▸ **ASSIGNMENT**:
Every line of the records below that holds the word "game" should be copied out.

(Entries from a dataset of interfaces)
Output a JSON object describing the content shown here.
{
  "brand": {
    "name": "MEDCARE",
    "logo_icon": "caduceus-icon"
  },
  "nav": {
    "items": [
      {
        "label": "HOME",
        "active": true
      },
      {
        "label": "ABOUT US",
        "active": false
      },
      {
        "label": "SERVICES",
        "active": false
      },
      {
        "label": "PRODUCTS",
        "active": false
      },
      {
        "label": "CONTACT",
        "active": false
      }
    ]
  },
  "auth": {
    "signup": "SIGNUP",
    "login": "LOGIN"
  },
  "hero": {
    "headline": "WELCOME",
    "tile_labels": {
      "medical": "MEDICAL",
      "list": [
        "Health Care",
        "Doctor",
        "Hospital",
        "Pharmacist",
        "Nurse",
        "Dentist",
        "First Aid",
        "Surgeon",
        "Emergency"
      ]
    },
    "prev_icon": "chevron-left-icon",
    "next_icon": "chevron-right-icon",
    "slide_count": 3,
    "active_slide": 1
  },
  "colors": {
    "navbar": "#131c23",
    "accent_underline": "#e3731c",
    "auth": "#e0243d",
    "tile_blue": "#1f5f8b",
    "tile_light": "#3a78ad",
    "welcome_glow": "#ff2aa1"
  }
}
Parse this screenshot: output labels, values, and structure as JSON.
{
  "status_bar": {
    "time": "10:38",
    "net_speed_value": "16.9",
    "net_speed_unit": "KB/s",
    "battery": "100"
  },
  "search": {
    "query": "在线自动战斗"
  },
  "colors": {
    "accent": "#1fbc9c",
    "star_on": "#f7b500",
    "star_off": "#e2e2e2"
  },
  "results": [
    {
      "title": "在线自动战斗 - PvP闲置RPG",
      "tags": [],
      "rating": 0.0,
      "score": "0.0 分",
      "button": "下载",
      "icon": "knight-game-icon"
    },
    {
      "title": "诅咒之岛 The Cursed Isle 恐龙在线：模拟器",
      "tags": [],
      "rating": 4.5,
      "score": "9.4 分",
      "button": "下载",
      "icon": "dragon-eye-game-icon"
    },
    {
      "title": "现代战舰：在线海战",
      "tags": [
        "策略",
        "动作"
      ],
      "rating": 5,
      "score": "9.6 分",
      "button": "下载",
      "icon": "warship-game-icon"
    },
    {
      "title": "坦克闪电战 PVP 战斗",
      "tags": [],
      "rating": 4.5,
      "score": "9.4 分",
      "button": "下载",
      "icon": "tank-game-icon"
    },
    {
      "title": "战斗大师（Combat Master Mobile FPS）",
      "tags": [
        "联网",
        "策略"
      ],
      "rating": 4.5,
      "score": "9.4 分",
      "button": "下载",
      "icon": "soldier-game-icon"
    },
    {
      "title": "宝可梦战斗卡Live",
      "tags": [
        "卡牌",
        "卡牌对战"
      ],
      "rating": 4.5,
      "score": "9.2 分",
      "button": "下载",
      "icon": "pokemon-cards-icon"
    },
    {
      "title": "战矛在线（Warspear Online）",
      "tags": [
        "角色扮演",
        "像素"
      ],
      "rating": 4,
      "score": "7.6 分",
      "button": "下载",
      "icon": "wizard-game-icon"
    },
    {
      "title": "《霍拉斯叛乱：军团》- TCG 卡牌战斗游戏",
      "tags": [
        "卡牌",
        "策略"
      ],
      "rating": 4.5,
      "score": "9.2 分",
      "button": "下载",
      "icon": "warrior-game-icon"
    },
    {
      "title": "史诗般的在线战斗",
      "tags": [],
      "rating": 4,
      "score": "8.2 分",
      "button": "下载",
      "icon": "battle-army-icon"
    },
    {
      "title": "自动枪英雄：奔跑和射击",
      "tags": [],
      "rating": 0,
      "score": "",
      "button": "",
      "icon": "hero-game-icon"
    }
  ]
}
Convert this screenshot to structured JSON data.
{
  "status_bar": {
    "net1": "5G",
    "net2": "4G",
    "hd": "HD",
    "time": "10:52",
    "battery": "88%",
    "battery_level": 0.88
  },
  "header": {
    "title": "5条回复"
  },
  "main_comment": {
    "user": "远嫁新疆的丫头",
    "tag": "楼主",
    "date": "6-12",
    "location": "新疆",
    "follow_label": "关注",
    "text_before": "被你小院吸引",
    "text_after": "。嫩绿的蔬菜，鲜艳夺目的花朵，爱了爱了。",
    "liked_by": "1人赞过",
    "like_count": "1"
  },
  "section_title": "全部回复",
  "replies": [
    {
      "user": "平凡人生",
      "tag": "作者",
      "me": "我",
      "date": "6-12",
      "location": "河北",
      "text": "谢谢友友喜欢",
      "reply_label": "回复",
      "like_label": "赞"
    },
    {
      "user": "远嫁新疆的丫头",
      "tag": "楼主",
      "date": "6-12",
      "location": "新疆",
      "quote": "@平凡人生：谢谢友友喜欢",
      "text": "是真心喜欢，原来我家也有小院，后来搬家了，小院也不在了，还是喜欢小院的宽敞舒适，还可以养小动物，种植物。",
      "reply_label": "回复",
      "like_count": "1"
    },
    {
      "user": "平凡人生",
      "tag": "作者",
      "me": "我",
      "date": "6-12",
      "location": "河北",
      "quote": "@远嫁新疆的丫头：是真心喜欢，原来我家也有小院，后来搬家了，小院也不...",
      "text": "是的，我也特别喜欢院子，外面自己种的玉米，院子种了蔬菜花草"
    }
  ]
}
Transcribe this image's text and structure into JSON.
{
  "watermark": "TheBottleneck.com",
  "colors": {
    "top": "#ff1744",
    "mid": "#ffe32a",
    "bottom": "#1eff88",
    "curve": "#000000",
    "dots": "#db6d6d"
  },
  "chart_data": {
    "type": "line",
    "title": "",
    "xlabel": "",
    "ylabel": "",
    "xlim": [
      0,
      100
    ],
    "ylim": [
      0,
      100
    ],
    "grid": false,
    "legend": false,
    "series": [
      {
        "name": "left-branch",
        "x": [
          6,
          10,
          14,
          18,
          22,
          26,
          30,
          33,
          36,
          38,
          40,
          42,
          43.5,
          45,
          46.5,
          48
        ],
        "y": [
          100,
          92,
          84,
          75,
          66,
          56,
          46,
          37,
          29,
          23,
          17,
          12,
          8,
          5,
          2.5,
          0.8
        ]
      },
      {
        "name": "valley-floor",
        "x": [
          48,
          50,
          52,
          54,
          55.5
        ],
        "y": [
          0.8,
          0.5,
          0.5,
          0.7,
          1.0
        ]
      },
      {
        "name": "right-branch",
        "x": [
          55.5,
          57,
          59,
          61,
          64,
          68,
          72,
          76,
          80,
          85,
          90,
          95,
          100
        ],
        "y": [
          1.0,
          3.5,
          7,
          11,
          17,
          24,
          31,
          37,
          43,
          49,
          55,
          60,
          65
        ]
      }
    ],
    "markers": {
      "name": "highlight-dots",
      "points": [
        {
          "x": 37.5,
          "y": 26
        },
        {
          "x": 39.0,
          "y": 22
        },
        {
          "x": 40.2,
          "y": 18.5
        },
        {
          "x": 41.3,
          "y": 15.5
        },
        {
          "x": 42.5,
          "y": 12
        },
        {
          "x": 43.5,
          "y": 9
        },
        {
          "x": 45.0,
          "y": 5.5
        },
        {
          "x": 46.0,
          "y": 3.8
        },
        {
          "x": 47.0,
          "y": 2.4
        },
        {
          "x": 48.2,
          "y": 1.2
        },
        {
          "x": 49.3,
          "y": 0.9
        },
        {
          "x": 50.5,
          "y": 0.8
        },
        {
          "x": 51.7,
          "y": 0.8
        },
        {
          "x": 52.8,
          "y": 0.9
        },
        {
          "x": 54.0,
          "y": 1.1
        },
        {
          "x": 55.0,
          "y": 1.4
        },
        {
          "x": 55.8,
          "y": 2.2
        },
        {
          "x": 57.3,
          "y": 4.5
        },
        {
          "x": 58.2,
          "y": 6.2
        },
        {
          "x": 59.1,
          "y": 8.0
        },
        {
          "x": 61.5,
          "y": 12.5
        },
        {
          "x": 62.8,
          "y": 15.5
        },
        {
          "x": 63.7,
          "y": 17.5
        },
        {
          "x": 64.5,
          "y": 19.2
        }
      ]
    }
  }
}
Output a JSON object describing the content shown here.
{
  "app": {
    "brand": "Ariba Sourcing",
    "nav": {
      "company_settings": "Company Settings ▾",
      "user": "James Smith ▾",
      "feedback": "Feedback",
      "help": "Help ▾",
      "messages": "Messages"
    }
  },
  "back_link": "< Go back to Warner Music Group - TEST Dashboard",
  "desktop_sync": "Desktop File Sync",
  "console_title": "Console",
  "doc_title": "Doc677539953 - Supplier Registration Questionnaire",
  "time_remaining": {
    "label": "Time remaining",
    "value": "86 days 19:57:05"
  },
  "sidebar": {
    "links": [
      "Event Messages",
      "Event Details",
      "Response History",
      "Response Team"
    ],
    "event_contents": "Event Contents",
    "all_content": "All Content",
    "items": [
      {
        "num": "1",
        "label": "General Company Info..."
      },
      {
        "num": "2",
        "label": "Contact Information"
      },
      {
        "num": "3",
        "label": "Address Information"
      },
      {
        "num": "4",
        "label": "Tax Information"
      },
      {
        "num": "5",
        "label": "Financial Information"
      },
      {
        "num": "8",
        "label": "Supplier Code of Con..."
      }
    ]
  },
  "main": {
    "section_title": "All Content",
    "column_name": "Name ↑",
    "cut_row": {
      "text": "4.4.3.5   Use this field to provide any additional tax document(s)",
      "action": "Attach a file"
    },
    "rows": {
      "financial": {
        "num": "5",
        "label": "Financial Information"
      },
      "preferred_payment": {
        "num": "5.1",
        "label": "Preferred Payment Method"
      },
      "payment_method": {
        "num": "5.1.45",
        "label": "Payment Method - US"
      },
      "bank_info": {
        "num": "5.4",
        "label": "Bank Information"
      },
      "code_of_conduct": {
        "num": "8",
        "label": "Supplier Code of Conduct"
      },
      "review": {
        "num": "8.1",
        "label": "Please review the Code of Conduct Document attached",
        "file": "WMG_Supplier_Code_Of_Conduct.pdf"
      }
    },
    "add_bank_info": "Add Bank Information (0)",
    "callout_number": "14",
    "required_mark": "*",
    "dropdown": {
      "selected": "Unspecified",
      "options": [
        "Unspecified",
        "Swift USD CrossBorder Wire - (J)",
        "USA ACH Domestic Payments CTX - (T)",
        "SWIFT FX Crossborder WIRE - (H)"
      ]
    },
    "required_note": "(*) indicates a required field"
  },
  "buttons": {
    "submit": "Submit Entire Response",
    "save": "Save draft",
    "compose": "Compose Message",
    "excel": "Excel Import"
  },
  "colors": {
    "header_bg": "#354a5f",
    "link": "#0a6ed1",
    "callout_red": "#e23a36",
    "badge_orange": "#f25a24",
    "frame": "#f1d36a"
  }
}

▸ **FINISHED TASK**:
      "icon": "knight-game-icon"
      "icon": "dragon-eye-game-icon"
      "icon": "warship-game-icon"
      "icon": "tank-game-icon"
      "icon": "soldier-game-icon"
      "icon": "wizard-game-icon"
      "icon": "warrior-game-icon"
      "icon": "hero-game-icon"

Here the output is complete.